Campbell describes a rape scene that is difficult to read, yet at the same time, earns my respect with his skill in describing this scene, and its aftermath on the woman. Indeed, I had to keep reminding myself I was reading the writing of a male author. It is rare to find this ability in an author to cross genders even in everyday basics such as conversation, mannerisms. To do so in describing the effect of rape on a woman’s body and psyche is nothing short of amazing. Campbell nails it: her anger, her pain, her humiliation, her ferocity that eventually takes her from victim to survivor to avenger.

Blending the fantasy world near seamlessly with reality, Campbell takes the reader from one world into the other and back again with such ease that the reader can easily enter the world of suspended disbelief required to read fantasy.
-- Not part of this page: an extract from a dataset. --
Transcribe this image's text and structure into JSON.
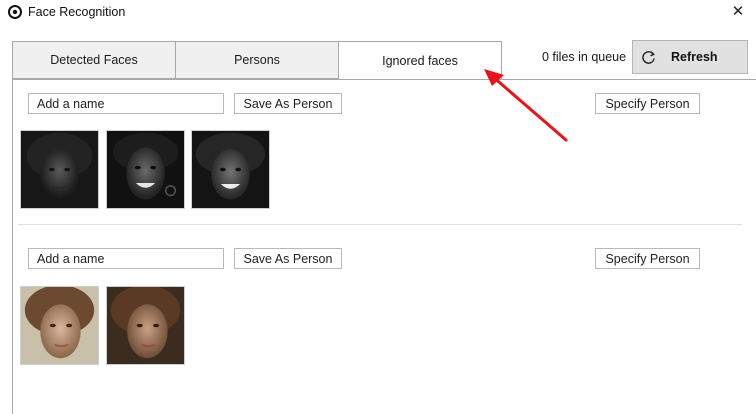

Flying horses vanish and reappear. The dead rise from their graves. Magical beings intermingle with humans. And, not least magical, Campbell avoids cliché deftly, finding new ways to express scenes that could easily fall into the former category:

“Sarabande pushed the hood back and let the wind seize her hair and jumble it with the stuff of clouds.”

See? Dipping one toe into an image that could make one wince, he manages to dance away with fresh expression. It works.

Sarabande is a satisfying read. We are given a heroine we can understand and with whom we can sympathize. We travel alongside her through conflict and challenge, cheering her on. She suffers and endures, and finally rises above. How she does this … you’ll have to read for yourself.

Malcolm R. Campbell is the author of two other fantasies, The Sun Singer (who returns in this novel) and Garden of Heaven: An Odyssey, also a comedy satire called Jock Stewart and the Missing Sea of Fire. He lives in Georgia.